### REQUIREMENT
In the records that follow, find each line with the word "disabled" and copy it.

** SOURCE DATA follows **

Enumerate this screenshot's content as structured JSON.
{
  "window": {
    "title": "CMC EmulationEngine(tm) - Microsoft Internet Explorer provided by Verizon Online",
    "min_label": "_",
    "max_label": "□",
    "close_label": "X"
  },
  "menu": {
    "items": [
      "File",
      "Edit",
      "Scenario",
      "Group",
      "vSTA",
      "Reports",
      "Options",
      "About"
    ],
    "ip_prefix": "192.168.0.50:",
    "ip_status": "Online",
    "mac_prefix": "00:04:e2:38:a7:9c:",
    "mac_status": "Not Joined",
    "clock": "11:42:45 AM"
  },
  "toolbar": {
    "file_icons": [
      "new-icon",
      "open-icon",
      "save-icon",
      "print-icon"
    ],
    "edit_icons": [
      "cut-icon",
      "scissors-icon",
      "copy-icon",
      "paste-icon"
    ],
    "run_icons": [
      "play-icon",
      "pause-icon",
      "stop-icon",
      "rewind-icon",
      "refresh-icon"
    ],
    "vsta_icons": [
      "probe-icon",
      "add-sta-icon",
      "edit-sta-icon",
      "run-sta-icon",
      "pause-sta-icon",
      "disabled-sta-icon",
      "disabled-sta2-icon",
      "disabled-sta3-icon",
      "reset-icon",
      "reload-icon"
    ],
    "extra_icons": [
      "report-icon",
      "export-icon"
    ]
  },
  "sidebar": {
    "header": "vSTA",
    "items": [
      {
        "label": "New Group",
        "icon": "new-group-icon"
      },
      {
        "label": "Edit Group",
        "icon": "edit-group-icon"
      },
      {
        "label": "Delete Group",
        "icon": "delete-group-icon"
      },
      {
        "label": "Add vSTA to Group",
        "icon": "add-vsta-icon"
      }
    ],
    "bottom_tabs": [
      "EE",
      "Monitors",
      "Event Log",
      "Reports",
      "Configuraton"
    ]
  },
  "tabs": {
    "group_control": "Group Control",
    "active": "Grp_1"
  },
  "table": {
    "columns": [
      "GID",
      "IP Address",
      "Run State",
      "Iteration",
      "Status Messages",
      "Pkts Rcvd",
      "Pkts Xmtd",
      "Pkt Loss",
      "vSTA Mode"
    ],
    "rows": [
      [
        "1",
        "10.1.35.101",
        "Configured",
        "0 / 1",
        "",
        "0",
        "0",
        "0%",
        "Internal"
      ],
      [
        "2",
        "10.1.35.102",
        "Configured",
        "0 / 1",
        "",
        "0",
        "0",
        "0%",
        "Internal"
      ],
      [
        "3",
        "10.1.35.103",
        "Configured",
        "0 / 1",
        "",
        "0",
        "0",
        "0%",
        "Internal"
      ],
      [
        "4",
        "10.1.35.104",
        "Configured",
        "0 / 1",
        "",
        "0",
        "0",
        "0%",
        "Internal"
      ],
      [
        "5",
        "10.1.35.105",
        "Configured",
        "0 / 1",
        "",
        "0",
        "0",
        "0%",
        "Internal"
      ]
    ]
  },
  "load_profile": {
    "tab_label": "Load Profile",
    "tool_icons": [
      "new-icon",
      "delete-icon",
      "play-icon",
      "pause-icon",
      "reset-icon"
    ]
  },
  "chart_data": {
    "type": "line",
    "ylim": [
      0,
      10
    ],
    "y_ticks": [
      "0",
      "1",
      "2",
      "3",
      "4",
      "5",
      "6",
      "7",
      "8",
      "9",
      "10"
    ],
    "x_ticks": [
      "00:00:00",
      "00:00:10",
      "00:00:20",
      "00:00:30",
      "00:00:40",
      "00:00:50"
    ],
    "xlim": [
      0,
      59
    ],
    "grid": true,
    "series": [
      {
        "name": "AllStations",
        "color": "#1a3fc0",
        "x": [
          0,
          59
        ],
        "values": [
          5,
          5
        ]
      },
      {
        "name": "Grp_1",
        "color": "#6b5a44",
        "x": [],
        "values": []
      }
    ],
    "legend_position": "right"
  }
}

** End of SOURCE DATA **

### EXERCISE OUTPUT
      "disabled-sta-icon",
      "disabled-sta2-icon",
      "disabled-sta3-icon",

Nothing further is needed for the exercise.